§ About this task
Among the entries below, copy every line that carries the word "días".

§ Data extract

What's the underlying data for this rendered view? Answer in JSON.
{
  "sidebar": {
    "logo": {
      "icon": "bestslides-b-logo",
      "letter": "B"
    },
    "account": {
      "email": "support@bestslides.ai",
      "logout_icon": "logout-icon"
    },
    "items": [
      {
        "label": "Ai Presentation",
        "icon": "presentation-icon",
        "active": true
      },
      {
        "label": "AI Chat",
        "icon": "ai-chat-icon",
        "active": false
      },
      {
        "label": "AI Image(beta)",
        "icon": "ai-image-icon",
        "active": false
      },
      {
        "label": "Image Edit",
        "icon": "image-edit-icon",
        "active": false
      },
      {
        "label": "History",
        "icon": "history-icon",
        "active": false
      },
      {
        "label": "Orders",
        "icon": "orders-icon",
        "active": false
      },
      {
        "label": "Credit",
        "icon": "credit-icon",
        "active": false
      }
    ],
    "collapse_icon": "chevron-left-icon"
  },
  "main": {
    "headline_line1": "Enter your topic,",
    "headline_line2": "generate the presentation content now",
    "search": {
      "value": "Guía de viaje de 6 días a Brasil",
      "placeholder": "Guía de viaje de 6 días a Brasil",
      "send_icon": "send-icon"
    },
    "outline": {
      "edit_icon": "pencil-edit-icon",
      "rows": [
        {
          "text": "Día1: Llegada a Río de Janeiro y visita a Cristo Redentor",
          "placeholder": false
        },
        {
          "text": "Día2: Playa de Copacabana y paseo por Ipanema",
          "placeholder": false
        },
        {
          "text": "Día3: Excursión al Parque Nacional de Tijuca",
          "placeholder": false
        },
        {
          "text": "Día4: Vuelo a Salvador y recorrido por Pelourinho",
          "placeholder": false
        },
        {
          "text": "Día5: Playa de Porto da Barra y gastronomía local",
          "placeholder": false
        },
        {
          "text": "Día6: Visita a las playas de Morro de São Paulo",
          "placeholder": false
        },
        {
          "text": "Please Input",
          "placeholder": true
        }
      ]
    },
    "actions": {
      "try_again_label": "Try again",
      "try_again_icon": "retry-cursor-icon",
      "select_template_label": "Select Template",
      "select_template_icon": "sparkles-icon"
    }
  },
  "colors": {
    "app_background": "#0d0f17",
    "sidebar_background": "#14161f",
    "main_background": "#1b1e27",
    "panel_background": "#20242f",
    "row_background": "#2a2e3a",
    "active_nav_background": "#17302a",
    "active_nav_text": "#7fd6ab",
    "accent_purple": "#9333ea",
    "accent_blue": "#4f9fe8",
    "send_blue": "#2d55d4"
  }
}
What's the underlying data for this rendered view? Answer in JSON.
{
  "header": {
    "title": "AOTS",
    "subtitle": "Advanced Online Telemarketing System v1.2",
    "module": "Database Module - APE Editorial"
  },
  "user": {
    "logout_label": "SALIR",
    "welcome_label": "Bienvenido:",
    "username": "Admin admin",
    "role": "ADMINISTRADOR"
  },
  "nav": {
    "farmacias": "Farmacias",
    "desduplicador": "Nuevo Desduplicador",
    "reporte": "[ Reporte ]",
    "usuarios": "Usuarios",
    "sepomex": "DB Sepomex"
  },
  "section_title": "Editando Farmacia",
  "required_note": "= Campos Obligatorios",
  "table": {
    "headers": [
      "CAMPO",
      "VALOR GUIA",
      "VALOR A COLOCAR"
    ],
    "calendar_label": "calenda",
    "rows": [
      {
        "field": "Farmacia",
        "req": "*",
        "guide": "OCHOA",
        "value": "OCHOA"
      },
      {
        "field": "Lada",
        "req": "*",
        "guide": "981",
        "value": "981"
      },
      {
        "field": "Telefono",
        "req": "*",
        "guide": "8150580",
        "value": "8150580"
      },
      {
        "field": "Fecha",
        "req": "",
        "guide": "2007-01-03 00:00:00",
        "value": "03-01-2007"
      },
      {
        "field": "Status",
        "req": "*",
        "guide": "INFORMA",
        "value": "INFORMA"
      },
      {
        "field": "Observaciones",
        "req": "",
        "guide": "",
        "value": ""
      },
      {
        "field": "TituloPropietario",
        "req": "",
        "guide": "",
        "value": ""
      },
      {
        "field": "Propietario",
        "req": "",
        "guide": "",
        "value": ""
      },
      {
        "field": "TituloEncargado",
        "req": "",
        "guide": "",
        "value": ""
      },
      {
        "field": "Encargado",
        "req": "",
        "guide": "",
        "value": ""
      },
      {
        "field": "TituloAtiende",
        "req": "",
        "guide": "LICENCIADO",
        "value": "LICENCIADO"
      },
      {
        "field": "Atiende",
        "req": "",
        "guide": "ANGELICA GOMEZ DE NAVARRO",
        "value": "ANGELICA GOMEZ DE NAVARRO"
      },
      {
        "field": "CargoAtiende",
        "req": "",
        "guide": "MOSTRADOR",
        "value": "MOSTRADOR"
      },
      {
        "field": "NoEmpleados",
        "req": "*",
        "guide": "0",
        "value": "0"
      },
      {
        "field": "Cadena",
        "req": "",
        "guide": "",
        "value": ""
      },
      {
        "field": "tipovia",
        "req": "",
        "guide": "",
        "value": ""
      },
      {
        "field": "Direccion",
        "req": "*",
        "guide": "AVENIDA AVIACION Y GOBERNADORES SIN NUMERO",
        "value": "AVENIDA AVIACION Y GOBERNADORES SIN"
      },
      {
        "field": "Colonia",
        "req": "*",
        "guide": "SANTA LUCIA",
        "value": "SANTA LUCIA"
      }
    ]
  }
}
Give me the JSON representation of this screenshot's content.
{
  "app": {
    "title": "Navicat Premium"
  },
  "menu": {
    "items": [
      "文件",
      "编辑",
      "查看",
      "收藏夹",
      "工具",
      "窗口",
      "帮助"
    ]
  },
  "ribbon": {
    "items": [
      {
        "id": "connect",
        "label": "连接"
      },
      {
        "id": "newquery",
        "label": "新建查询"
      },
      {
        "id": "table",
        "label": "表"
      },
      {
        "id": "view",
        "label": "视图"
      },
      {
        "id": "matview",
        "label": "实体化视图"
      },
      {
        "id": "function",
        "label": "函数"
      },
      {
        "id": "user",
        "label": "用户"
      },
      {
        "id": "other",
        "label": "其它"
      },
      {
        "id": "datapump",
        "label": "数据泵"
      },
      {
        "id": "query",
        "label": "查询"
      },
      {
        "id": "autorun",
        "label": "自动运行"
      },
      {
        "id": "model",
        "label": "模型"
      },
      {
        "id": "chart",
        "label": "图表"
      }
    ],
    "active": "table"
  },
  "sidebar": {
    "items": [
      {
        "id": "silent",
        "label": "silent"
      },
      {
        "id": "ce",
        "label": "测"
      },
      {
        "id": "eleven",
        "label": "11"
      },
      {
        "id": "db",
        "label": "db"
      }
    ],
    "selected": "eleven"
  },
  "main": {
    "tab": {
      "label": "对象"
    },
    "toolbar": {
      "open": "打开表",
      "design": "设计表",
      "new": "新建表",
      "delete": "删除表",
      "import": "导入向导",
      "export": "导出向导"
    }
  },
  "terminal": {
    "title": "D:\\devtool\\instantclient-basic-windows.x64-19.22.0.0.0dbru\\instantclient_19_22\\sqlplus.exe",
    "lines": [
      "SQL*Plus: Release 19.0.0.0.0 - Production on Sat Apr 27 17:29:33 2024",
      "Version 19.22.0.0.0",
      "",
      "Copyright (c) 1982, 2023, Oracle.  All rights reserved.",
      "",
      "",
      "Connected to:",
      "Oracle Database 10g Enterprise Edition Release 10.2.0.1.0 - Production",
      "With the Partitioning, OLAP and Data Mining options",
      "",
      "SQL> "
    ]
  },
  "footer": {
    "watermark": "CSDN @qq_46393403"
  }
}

§ Solution to this task
      "value": "Guía de viaje de 6 días a Brasil",
      "placeholder": "Guía de viaje de 6 días a Brasil",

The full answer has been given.